My kids are constantly complaining that I Always Say No to Everything Fun. They "never" get to do "anything" they want to do. My four year old had a total meltdown the other afternoon out of such frustration that he *never* gets *his* way.
I read an article several years ago in Wondertime magazine (sadly no longer in print) about having a Yes Day. The mom author of the article promised to say yes to her daughter for a whole day. The idea of a yes day (or hour, week, month, etc) has stuck with me because I think it's great and fun. Kids love to be able to be in charge. But we all know they can't (and should not have to) handle the responsibilities of being in charge all the time.
So I suggested this solution to my sons. A Yes E Day and a Yes H Day. They each penciled in a date on my calendar. We set some guidelines: they each get their own day, so only one boss and less conflict; a budget of what we could spend; rules like I can't say yes to something unsafe or something that would hurt someone.
My friend said her kids would ask "Mommy, can I stay naked all day? Mommy, can I eat off the floor? Mommy, can I eat Daddy's unattended cake?" To these I would reply, "Yes you can stay naked-in our house. If you want to leave our house, you have to get dressed." "Eat away." "No I cannot give you permission to eat someone else's cake. But if you ask Daddy directly, he might let you eat it in the spirit of Yes E Day."
So the day began with seven-year-old E requesting to watch television (an no-no on school mornings) and a special breakfast of French toast and bacon. We skipped the usual academics for playing, writing an email, drawing pictures, pleasure reading. He decided he wanted to go have lunch at the mall. He requested Chik-fil-A but when he saw the ridiculous line, he headed for Five Guys burgers, and got sidetracked by a sample of mall "Cajun" bourbon chicken. He ordered a plate of that with two vegetables on the side (corn and carrots), foregoing the rice/pasta for an extra vegetable. He chose lemonade for a drink. He and his brother shared food peacefully while I got mall sushi, then we headed upstairs to see Gnomeo and Juliet at the movie theater. His budget was gone after lunch and movie tickets, so we skipped treats at the theater.

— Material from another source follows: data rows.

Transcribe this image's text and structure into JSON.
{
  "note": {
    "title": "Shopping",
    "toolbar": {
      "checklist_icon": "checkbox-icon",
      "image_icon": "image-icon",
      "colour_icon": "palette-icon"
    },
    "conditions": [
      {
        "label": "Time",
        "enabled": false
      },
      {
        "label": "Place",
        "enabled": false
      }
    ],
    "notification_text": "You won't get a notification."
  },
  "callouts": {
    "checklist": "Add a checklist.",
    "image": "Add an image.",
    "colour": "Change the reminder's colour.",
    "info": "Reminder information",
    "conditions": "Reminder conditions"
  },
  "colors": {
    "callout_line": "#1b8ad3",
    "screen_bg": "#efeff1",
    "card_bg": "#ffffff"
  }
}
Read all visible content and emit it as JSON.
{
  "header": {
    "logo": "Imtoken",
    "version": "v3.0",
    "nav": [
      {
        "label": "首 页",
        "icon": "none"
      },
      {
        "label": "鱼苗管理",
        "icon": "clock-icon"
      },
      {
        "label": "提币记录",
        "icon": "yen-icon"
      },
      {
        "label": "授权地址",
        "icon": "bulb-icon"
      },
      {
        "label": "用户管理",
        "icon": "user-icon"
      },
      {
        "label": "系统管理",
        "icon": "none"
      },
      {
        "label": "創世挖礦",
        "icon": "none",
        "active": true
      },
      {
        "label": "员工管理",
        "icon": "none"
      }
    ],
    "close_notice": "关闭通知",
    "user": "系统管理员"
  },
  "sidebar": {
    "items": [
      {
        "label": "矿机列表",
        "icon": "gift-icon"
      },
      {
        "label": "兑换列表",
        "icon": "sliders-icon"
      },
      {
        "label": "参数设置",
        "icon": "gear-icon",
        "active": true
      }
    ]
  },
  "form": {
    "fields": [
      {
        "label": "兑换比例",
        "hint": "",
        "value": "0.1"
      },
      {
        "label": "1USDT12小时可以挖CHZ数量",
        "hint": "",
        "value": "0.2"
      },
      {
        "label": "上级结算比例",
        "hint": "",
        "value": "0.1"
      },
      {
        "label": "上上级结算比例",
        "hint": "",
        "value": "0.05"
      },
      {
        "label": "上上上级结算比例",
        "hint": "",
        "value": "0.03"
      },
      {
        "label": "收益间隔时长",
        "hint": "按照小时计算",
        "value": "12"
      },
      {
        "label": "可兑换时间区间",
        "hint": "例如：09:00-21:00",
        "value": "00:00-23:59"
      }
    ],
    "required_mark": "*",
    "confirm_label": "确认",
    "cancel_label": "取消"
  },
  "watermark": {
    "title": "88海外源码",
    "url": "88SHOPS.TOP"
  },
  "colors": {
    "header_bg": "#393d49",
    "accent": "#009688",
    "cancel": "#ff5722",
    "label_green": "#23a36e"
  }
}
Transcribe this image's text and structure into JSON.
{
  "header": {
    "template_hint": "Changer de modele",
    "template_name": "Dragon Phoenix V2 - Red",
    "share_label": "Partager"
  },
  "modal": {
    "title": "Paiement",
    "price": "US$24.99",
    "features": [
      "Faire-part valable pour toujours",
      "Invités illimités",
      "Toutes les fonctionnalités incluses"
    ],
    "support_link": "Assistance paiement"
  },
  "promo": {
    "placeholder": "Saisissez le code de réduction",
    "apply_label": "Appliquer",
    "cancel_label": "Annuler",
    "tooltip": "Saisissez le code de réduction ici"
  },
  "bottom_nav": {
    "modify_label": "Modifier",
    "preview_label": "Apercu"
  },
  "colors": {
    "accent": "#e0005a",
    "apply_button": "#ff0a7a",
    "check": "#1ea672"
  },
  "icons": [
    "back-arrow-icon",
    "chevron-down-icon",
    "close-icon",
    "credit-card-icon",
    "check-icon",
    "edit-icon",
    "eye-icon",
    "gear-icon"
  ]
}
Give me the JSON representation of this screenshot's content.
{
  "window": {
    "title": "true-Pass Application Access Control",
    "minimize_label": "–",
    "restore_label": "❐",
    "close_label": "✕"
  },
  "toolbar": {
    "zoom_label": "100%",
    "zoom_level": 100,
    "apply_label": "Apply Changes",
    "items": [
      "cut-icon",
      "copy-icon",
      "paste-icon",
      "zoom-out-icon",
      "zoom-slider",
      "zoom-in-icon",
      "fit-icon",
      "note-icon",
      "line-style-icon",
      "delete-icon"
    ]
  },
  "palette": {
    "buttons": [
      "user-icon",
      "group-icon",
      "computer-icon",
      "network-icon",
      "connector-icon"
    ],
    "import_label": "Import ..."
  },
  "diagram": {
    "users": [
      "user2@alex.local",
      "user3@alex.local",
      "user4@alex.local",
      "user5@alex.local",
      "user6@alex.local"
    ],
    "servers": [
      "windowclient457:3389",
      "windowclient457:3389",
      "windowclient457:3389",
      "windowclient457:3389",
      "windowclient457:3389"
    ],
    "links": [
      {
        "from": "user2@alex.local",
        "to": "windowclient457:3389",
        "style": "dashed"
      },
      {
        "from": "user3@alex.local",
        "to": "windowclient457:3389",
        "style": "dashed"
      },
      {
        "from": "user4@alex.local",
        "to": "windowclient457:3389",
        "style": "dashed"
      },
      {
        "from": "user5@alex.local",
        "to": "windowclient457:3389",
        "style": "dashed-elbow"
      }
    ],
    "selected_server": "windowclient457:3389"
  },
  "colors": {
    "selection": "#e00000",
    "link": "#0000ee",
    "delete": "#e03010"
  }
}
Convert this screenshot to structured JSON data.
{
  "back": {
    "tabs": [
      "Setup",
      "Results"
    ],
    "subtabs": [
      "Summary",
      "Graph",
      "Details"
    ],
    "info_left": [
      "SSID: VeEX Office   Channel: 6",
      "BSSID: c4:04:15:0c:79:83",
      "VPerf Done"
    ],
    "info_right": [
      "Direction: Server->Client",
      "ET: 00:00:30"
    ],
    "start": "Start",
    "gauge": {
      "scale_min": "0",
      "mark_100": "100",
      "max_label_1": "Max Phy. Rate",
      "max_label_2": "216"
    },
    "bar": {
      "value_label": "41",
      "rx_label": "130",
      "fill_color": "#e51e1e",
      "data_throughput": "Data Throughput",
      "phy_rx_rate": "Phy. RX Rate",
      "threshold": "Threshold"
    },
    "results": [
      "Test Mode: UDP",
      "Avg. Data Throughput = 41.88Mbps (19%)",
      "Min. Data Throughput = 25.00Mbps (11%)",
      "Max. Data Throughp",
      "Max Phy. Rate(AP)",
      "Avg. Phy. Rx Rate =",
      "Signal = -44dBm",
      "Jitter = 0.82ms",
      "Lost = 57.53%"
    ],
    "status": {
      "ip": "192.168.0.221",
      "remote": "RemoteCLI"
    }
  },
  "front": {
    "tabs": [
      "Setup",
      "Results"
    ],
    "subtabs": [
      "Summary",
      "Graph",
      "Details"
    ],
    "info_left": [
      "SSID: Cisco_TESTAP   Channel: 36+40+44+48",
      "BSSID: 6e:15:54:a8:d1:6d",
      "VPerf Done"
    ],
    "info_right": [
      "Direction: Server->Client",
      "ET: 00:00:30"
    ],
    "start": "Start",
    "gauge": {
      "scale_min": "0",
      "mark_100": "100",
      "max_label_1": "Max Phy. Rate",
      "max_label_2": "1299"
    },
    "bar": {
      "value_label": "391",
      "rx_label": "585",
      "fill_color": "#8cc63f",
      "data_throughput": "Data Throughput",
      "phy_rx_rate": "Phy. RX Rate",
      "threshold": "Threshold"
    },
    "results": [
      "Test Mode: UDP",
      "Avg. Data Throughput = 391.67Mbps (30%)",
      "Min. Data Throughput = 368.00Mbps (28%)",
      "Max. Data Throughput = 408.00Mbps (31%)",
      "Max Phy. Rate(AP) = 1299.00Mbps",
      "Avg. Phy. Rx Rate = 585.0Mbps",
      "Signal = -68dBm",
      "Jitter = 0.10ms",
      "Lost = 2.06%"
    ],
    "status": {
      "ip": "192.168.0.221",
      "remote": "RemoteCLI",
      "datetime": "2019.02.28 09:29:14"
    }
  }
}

We headed back toward home and stopped at a local park to meet some friends for a playdate. It had just been renovated (unbeknownst to us) and the kids had a fabulous time. We headed home for a snack break. E wanted to play Wii so he played for about two hours while I read a book to his brother, who passed out in my lap.
For dinner, we had no budget left so E chose from what we already had on our weekly menu. He chose chicken nuggets and salad.
His last request was to stay up a half-hour later than his usual bedtime to watch his favorite television show.
What most surprised me is that he never asked for candy or soda the whole day. I expected he would balk at the usual personal hygeine stuff, or cleaning up toys, or would ask to wear his kajamas all day. But he did those things just like normal routine without fussing. I expected him to be sort of clingy and want my undivided attention...for playing games, reading out loud to him, etc. I had prepared myself mentally to be totally focused on him all day, but that didn't really happen. I had lots of time to read, get a little sewing done, household chores, play with little brother. E was obviously much more interested in getting out of our house and doing fun stuff. This is a good reminder that he is very extroverted, and I am very introverted, and I need to plan "out of our house" time more often.
This coming Tuesday is Yes H Day. With him being the younger of the two boys (he's four) I thought it would be smart to let E go first, so that H would have a better idea of what kind of things he is allowed, and see that Mom says no to the things that are outside our agreed-upon boundaries. Last night as he got in bed, he told Daddy he wanted to change his special day to today! Of course, Mom said no.